PROBLEM DETAILS
What you output should match the data below exactly.

DATA UNDER STUDY

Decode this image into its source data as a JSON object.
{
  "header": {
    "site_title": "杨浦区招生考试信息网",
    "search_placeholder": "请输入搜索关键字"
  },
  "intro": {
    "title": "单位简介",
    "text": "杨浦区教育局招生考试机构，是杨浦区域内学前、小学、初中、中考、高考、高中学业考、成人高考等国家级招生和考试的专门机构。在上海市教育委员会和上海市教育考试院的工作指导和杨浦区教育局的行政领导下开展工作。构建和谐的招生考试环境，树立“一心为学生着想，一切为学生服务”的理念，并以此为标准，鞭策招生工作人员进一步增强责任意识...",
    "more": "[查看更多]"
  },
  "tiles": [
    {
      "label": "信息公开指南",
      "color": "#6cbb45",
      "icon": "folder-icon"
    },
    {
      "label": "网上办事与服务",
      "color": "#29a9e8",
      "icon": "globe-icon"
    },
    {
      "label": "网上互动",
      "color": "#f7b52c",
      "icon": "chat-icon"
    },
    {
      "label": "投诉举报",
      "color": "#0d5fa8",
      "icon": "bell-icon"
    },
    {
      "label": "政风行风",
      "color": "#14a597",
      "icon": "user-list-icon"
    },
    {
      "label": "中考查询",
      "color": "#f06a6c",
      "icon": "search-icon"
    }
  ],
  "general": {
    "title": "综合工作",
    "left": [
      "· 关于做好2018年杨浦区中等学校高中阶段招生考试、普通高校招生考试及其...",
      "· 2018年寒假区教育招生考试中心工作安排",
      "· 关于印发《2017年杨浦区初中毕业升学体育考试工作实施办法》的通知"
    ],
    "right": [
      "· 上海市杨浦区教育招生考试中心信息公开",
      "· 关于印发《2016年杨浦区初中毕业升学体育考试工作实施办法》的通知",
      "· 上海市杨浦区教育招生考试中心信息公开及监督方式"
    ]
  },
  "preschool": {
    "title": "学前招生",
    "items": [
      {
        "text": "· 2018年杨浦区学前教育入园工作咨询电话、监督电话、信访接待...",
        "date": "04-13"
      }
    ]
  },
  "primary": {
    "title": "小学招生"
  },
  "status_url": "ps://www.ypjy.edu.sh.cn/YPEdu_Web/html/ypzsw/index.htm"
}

RESULT FOR THIS TASK
Decode this image into its source data as a JSON object.
{
  "header": {
    "site_title": "杨浦区招生考试信息网",
    "search_placeholder": "请输入搜索关键字"
  },
  "intro": {
    "title": "单位简介",
    "text": "杨浦区教育局招生考试机构，是杨浦区域内学前、小学、初中、中考、高考、高中学业考、成人高考等国家级招生和考试的专门机构。在上海市教育委员会和上海市教育考试院的工作指导和杨浦区教育局的行政领导下开展工作。构建和谐的招生考试环境，树立“一心为学生着想，一切为学生服务”的理念，并以此为标准，鞭策招生工作人员进一步增强责任意识...",
    "more": "[查看更多]"
  },
  "tiles": [
    {
      "label": "信息公开指南",
      "color": "#6cbb45",
      "icon": "folder-icon"
    },
    {
      "label": "网上办事与服务",
      "color": "#29a9e8",
      "icon": "globe-icon"
    },
    {
      "label": "网上互动",
      "color": "#f7b52c",
      "icon": "chat-icon"
    },
    {
      "label": "投诉举报",
      "color": "#0d5fa8",
      "icon": "bell-icon"
    },
    {
      "label": "政风行风",
      "color": "#14a597",
      "icon": "user-list-icon"
    },
    {
      "label": "中考查询",
      "color": "#f06a6c",
      "icon": "search-icon"
    }
  ],
  "general": {
    "title": "综合工作",
    "left": [
      "· 关于做好2018年杨浦区中等学校高中阶段招生考试、普通高校招生考试及其...",
      "· 2018年寒假区教育招生考试中心工作安排",
      "· 关于印发《2017年杨浦区初中毕业升学体育考试工作实施办法》的通知"
    ],
    "right": [
      "· 上海市杨浦区教育招生考试中心信息公开",
      "· 关于印发《2016年杨浦区初中毕业升学体育考试工作实施办法》的通知",
      "· 上海市杨浦区教育招生考试中心信息公开及监督方式"
    ]
  },
  "preschool": {
    "title": "学前招生",
    "items": [
      {
        "text": "· 2018年杨浦区学前教育入园工作咨询电话、监督电话、信访接待...",
        "date": "04-13"
      }
    ]
  },
  "primary": {
    "title": "小学招生"
  },
  "status_url": "ps://www.ypjy.edu.sh.cn/YPEdu_Web/html/ypzsw/index.htm"
}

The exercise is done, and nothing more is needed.